Contrary to popular belief, most ghostly encounters are not visual, but rather consist of noises, smells, sensations, voices, cold spots, electrical disturbances such as lights switching off or on, and displacement or movement of objects. Much of the available data is anecdotal and is therefore prone to exaggeration, embellishment, and sometimes outright deceit.
Although studies suggest that approximately 1 in 10 of us has the ability to perceive ghosts, those of us who are actively looking for them are apparently the least likely to have a ghostly experience. Children seem more apt to experience manifestations, suggesting that adults develop some kind of blocking mechanism as they mature.
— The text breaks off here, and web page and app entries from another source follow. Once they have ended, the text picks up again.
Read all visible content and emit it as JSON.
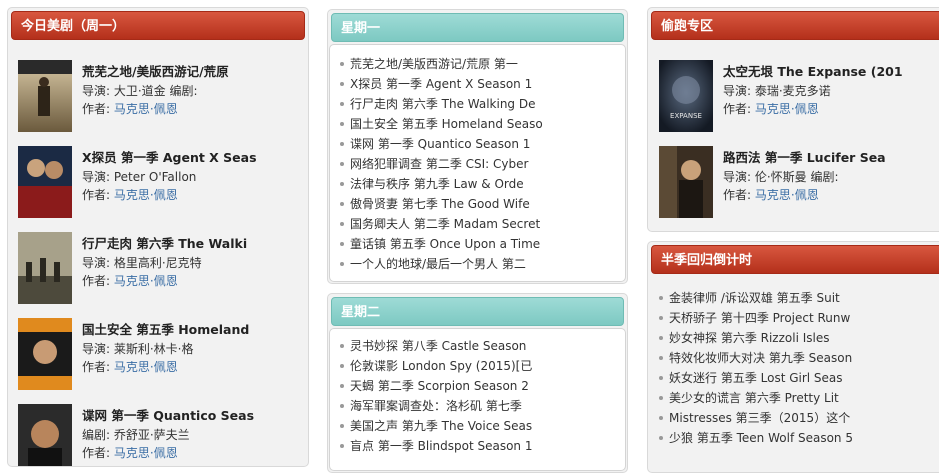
{
  "left_panel": {
    "title": "今日美剧（周一）",
    "shows": [
      {
        "title": "荒芜之地/美版西游记/荒原",
        "line1": "导演: 大卫·道金 编剧:",
        "author_label": "作者:",
        "author": "马克思·佩恩",
        "poster": "badlands-poster"
      },
      {
        "title": "X探员 第一季 Agent X Seas",
        "line1": "导演: Peter O'Fallon",
        "author_label": "作者:",
        "author": "马克思·佩恩",
        "poster": "agentx-poster"
      },
      {
        "title": "行尸走肉 第六季 The Walki",
        "line1": "导演: 格里高利·尼克特",
        "author_label": "作者:",
        "author": "马克思·佩恩",
        "poster": "walkingdead-poster"
      },
      {
        "title": "国土安全 第五季 Homeland",
        "line1": "导演: 莱斯利·林卡·格",
        "author_label": "作者:",
        "author": "马克思·佩恩",
        "poster": "homeland-poster"
      },
      {
        "title": "谍网 第一季 Quantico Seas",
        "line1": "编剧: 乔舒亚·萨夫兰",
        "author_label": "作者:",
        "author": "马克思·佩恩",
        "poster": "quantico-poster"
      }
    ]
  },
  "monday_panel": {
    "title": "星期一",
    "items": [
      "荒芜之地/美版西游记/荒原 第一",
      "X探员 第一季 Agent X Season 1",
      "行尸走肉 第六季 The Walking De",
      "国土安全 第五季 Homeland Seaso",
      "谍网 第一季 Quantico Season 1",
      "网络犯罪调查 第二季 CSI: Cyber",
      "法律与秩序 第九季 Law & Orde",
      "傲骨贤妻 第七季 The Good Wife",
      "国务卿夫人 第二季 Madam Secret",
      "童话镇 第五季 Once Upon a Time",
      "一个人的地球/最后一个男人 第二"
    ]
  },
  "tuesday_panel": {
    "title": "星期二",
    "items": [
      "灵书妙探 第八季 Castle Season",
      "伦敦谍影 London Spy (2015)[已",
      "天蝎 第二季 Scorpion Season 2",
      "海军罪案调查处：洛杉矶 第七季",
      "美国之声 第九季 The Voice Seas",
      "盲点 第一季 Blindspot Season 1"
    ]
  },
  "right_panel": {
    "title": "偷跑专区",
    "shows": [
      {
        "title": "太空无垠 The Expanse (201",
        "line1": "导演: 泰瑞·麦克多诺",
        "author_label": "作者:",
        "author": "马克思·佩恩",
        "poster": "expanse-poster",
        "poster_text": "EXPANSE"
      },
      {
        "title": "路西法 第一季 Lucifer Sea",
        "line1": "导演: 伦·怀斯曼 编剧:",
        "author_label": "作者:",
        "author": "马克思·佩恩",
        "poster": "lucifer-poster"
      }
    ]
  },
  "countdown_panel": {
    "title": "半季回归倒计时",
    "items": [
      "金装律师 /诉讼双雄 第五季 Suit",
      "天桥骄子 第十四季 Project Runw",
      "妙女神探 第六季 Rizzoli Isles",
      "特效化妆师大对决 第九季 Season",
      "妖女迷行 第五季 Lost Girl Seas",
      "美少女的谎言 第六季 Pretty Lit",
      "Mistresses 第三季（2015）这个",
      "少狼 第五季 Teen Wolf Season 5"
    ]
  },
  "colors": {
    "red_header": "#c4402a",
    "teal_header": "#8dd2cb",
    "link": "#3b6ea5"
  }
}
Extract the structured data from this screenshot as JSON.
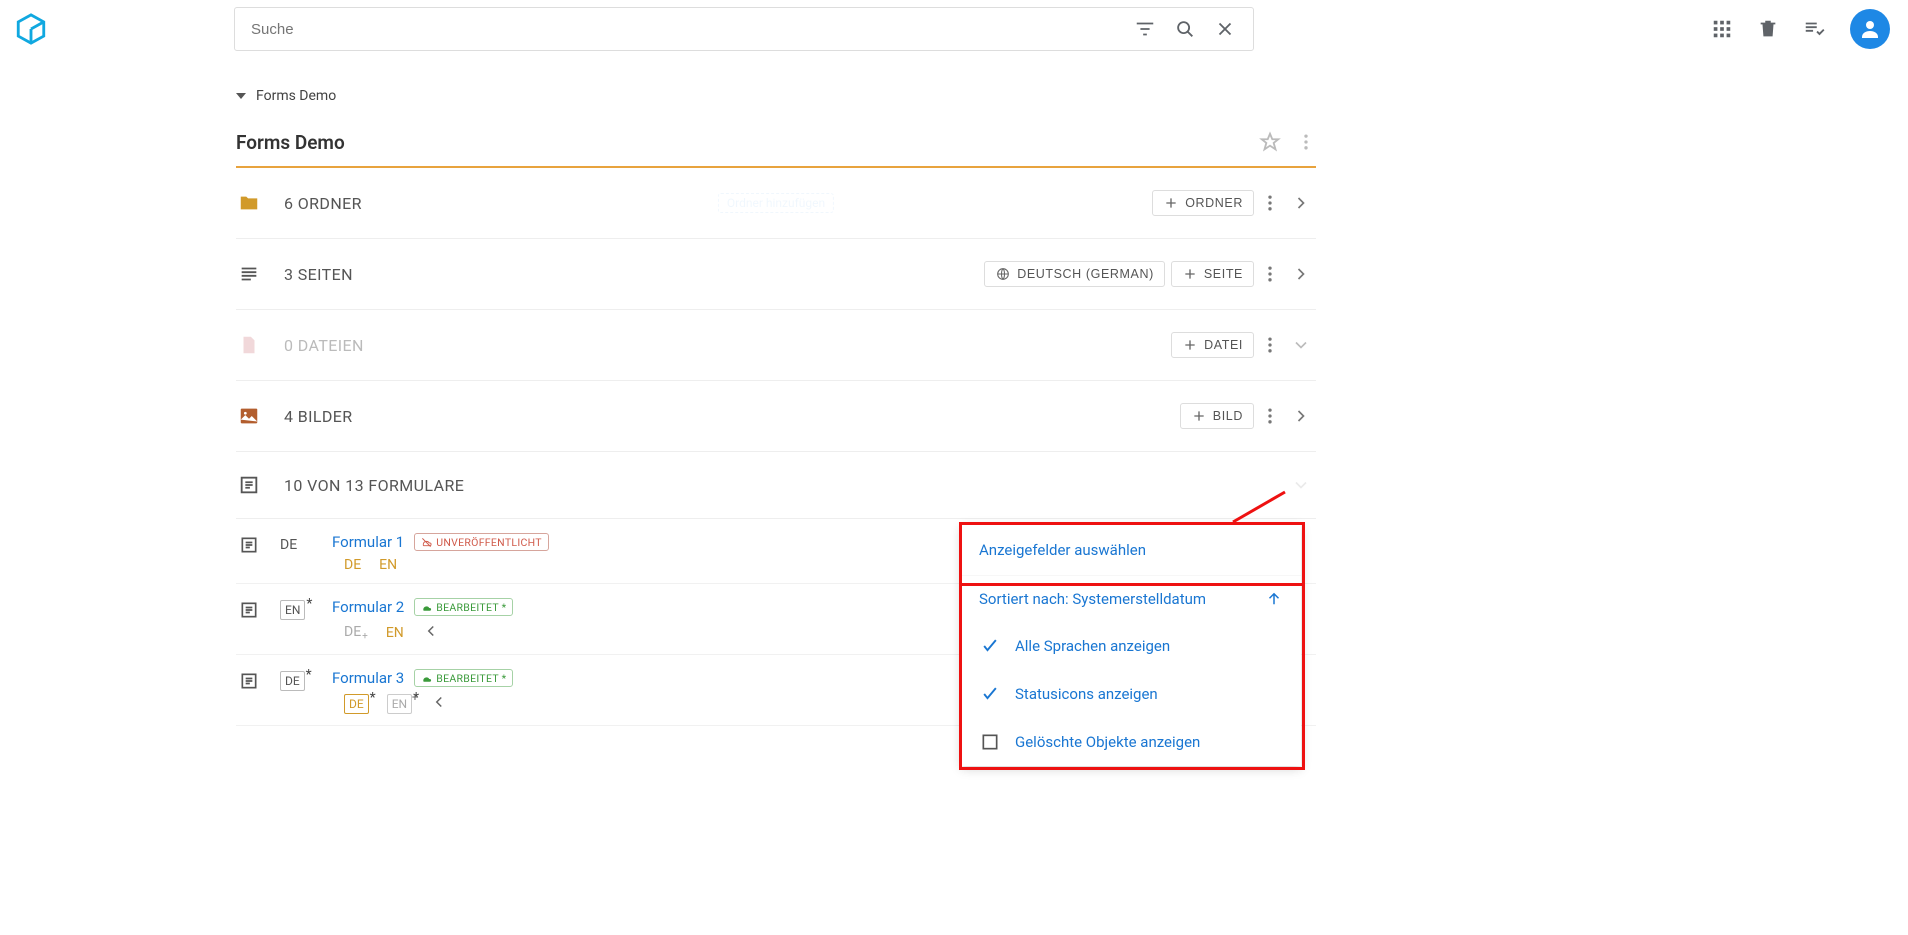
{
  "search": {
    "placeholder": "Suche"
  },
  "breadcrumb": {
    "project": "Forms Demo"
  },
  "page": {
    "title": "Forms Demo"
  },
  "sections": {
    "folders": {
      "label": "6 ORDNER",
      "add_label": "ORDNER"
    },
    "pages": {
      "label": "3 SEITEN",
      "add_label": "SEITE",
      "lang_label": "DEUTSCH (GERMAN)"
    },
    "files": {
      "label": "0 DATEIEN",
      "add_label": "DATEI"
    },
    "images": {
      "label": "4 BILDER",
      "add_label": "BILD"
    },
    "forms": {
      "label": "10 VON 13 FORMULARE"
    }
  },
  "status": {
    "unpublished": "UNVERÖFFENTLICHT",
    "edited": "BEARBEITET *"
  },
  "forms": [
    {
      "chip": "DE",
      "chip_asterisk": false,
      "chip_plus": false,
      "chip_border": false,
      "title": "Formular 1",
      "status": "unpublished",
      "langs": [
        {
          "code": "DE",
          "cls": "de-active"
        },
        {
          "code": "EN",
          "cls": "en-active"
        }
      ],
      "back": false
    },
    {
      "chip": "EN",
      "chip_asterisk": true,
      "chip_plus": false,
      "chip_border": true,
      "title": "Formular 2",
      "status": "edited",
      "langs": [
        {
          "code": "DE",
          "cls": "lang-muted",
          "plus": true
        },
        {
          "code": "EN",
          "cls": "en-active"
        }
      ],
      "back": true
    },
    {
      "chip": "DE",
      "chip_asterisk": true,
      "chip_plus": false,
      "chip_border": true,
      "title": "Formular 3",
      "status": "edited",
      "langs": [
        {
          "code": "DE",
          "cls": "de-active",
          "border": true,
          "asterisk": true
        },
        {
          "code": "EN",
          "cls": "lang-muted",
          "border": true,
          "asterisk": true,
          "plus": true
        }
      ],
      "back": true
    }
  ],
  "popup": {
    "select_fields": "Anzeigefelder auswählen",
    "sort_label": "Sortiert nach: Systemerstelldatum",
    "opt_all_langs": "Alle Sprachen anzeigen",
    "opt_status_icons": "Statusicons anzeigen",
    "opt_deleted": "Gelöschte Objekte anzeigen"
  }
}
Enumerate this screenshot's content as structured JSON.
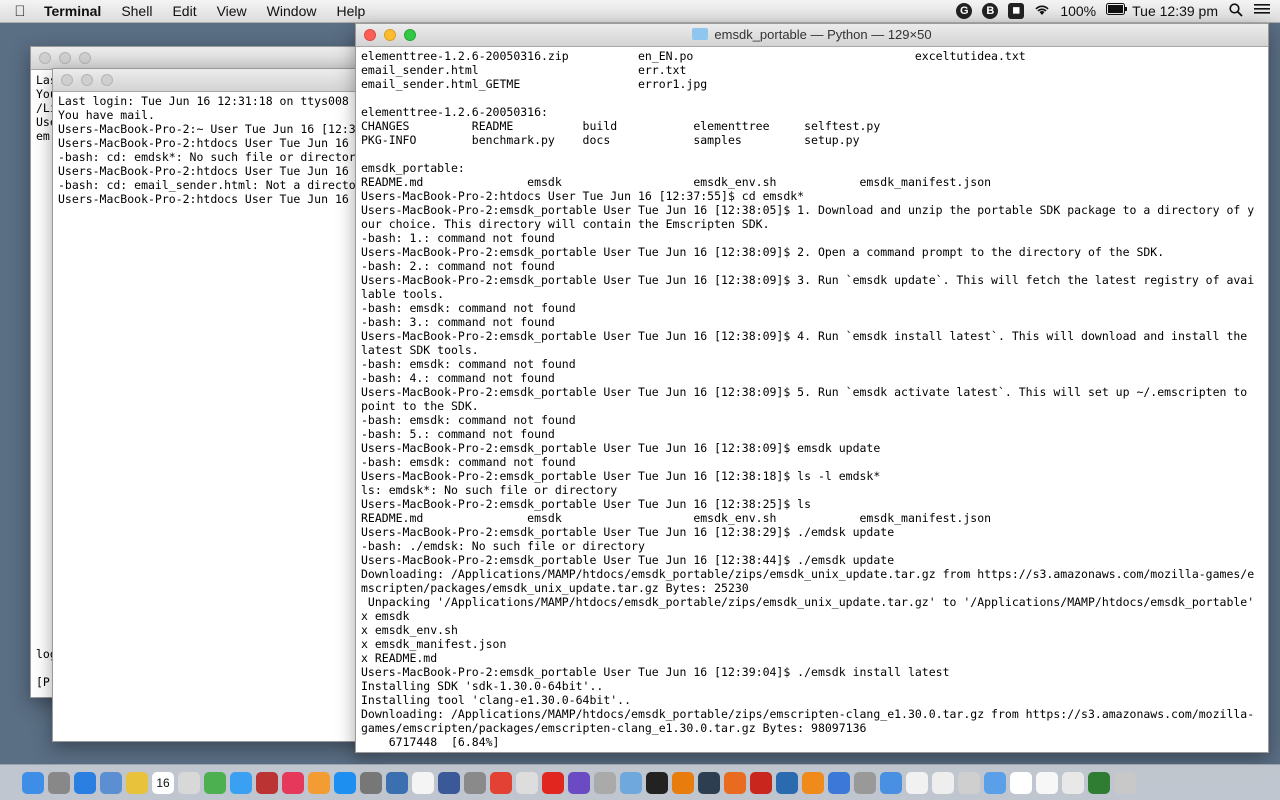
{
  "menubar": {
    "apple": "",
    "app_name": "Terminal",
    "items": [
      "Shell",
      "Edit",
      "View",
      "Window",
      "Help"
    ],
    "battery": "100%",
    "clock": "Tue 12:39 pm"
  },
  "back_window": {
    "frag_lines": [
      "Las",
      "You",
      "/Li",
      "Use",
      " em"
    ],
    "frag_bottom1": "log",
    "frag_bottom2": "[P"
  },
  "back_window2": {
    "text": "Last login: Tue Jun 16 12:31:18 on ttys008\nYou have mail.\nUsers-MacBook-Pro-2:~ User Tue Jun 16 [12:3\nUsers-MacBook-Pro-2:htdocs User Tue Jun 16\n-bash: cd: emdsk*: No such file or director\nUsers-MacBook-Pro-2:htdocs User Tue Jun 16\n-bash: cd: email_sender.html: Not a directo\nUsers-MacBook-Pro-2:htdocs User Tue Jun 16"
  },
  "main_window": {
    "title": "emsdk_portable — Python — 129×50",
    "text": "elementtree-1.2.6-20050316.zip          en_EN.po                                exceltutidea.txt\nemail_sender.html                       err.txt\nemail_sender.html_GETME                 error1.jpg\n\nelementtree-1.2.6-20050316:\nCHANGES         README          build           elementtree     selftest.py\nPKG-INFO        benchmark.py    docs            samples         setup.py\n\nemsdk_portable:\nREADME.md               emsdk                   emsdk_env.sh            emsdk_manifest.json\nUsers-MacBook-Pro-2:htdocs User Tue Jun 16 [12:37:55]$ cd emsdk*\nUsers-MacBook-Pro-2:emsdk_portable User Tue Jun 16 [12:38:05]$ 1. Download and unzip the portable SDK package to a directory of y\nour choice. This directory will contain the Emscripten SDK.\n-bash: 1.: command not found\nUsers-MacBook-Pro-2:emsdk_portable User Tue Jun 16 [12:38:09]$ 2. Open a command prompt to the directory of the SDK.\n-bash: 2.: command not found\nUsers-MacBook-Pro-2:emsdk_portable User Tue Jun 16 [12:38:09]$ 3. Run `emsdk update`. This will fetch the latest registry of avai\nlable tools.\n-bash: emsdk: command not found\n-bash: 3.: command not found\nUsers-MacBook-Pro-2:emsdk_portable User Tue Jun 16 [12:38:09]$ 4. Run `emsdk install latest`. This will download and install the\nlatest SDK tools.\n-bash: emsdk: command not found\n-bash: 4.: command not found\nUsers-MacBook-Pro-2:emsdk_portable User Tue Jun 16 [12:38:09]$ 5. Run `emsdk activate latest`. This will set up ~/.emscripten to\npoint to the SDK.\n-bash: emsdk: command not found\n-bash: 5.: command not found\nUsers-MacBook-Pro-2:emsdk_portable User Tue Jun 16 [12:38:09]$ emsdk update\n-bash: emsdk: command not found\nUsers-MacBook-Pro-2:emsdk_portable User Tue Jun 16 [12:38:18]$ ls -l emdsk*\nls: emdsk*: No such file or directory\nUsers-MacBook-Pro-2:emsdk_portable User Tue Jun 16 [12:38:25]$ ls\nREADME.md               emsdk                   emsdk_env.sh            emsdk_manifest.json\nUsers-MacBook-Pro-2:emsdk_portable User Tue Jun 16 [12:38:29]$ ./emdsk update\n-bash: ./emdsk: No such file or directory\nUsers-MacBook-Pro-2:emsdk_portable User Tue Jun 16 [12:38:44]$ ./emsdk update\nDownloading: /Applications/MAMP/htdocs/emsdk_portable/zips/emsdk_unix_update.tar.gz from https://s3.amazonaws.com/mozilla-games/e\nmscripten/packages/emsdk_unix_update.tar.gz Bytes: 25230\n Unpacking '/Applications/MAMP/htdocs/emsdk_portable/zips/emsdk_unix_update.tar.gz' to '/Applications/MAMP/htdocs/emsdk_portable'\nx emsdk\nx emsdk_env.sh\nx emsdk_manifest.json\nx README.md\nUsers-MacBook-Pro-2:emsdk_portable User Tue Jun 16 [12:39:04]$ ./emsdk install latest\nInstalling SDK 'sdk-1.30.0-64bit'..\nInstalling tool 'clang-e1.30.0-64bit'..\nDownloading: /Applications/MAMP/htdocs/emsdk_portable/zips/emscripten-clang_e1.30.0.tar.gz from https://s3.amazonaws.com/mozilla-\ngames/emscripten/packages/emscripten-clang_e1.30.0.tar.gz Bytes: 98097136\n    6717448  [6.84%]"
  },
  "dock": {
    "calendar_day": "16",
    "icons": [
      "finder-icon",
      "launchpad-icon",
      "safari-icon",
      "preview-icon",
      "notes-icon",
      "calendar-icon",
      "photos-icon",
      "facetime-icon",
      "messages-icon",
      "photobooth-icon",
      "itunes-icon",
      "ibooks-icon",
      "appstore-icon",
      "systemprefs-icon",
      "xcode-icon",
      "textedit-icon",
      "bbedit-icon",
      "automator-icon",
      "chrome-icon",
      "files-icon",
      "opera-icon",
      "imovie-icon",
      "script-icon",
      "mail-icon",
      "terminal-icon",
      "blender-icon",
      "bbedit2-icon",
      "firefox-icon",
      "filezilla-icon",
      "camino-icon",
      "vlc-icon",
      "screenshot-icon",
      "help-icon",
      "cube-icon",
      "pages-icon",
      "textfile-icon",
      "dictionary-icon",
      "downloads-icon",
      "folder-icon",
      "folder2-icon",
      "folder3-icon",
      "terminal2-icon",
      "trash-icon"
    ],
    "colors": {
      "finder": "#3e8ee8",
      "safari": "#2a7fe0",
      "chrome": "#e34133",
      "opera": "#e0261e",
      "itunes": "#e5385a",
      "firefox": "#e96b1f",
      "filezilla": "#c9271e",
      "vlc": "#f08a1a",
      "terminal": "#222222",
      "trash": "#c8c8c8"
    }
  }
}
Women seem more attuned than men, and it appears that the higher your IQ, the less likely you are to experience ghostly phenomena.
Animals also seem to be quite sensitive to this type of odd phenomenon, and many very reliable reports of them avoiding certain rooms, chasing unseen prey, or sitting contently as if being stroked and petted have been recorded throughout history – another indication that this type of phenomena is quite interactive.
Many witnesses report ghostly apparitions in a variety of ways. Some are seen as ethereal or almost mist-like, while others seem to be very solid, with features as sharp as if they are actual people. But other times, only the sound or even the smell of a ghost is reported. Most apparitions do not appear to be conducive to photography, though EVP recordings are occasionally successful.
Other apparitions however, appear fuzzy or misty, luminous and wispy, loosely resembling the person they once were. Sometimes they are only described as strange lights, rods, streaks blobs or patches of light. Apparitions seem to materialize at will and disappear just as quick, but some are known to just softly fade away.
But whatever form they may be, they can still move through solid objects or walk round them, be seen as reflection in mirrors, some can call for the attention of the percipient, some are accompanied by a certain smell or sound. Some just want to let the percipients know that they are there by moving objects.
Feelings of “magnetism” are often reported, as are sensations that the hair is “standing on end,” a common occurrence around fields of high electricity. Temperature fluctuations have become the litmus test for detecting activity, as have vague feelings of the area being “energized” by some unknown process.
Legends of ghost ships have existed since the 18th century; most notable of these is the Flying Dutchman. This theme has been used in literature in The Rime of the Ancient Mariner by Coleridge. There are also many urban legends about phantom trains or cars such as the movie Christine from Carpenter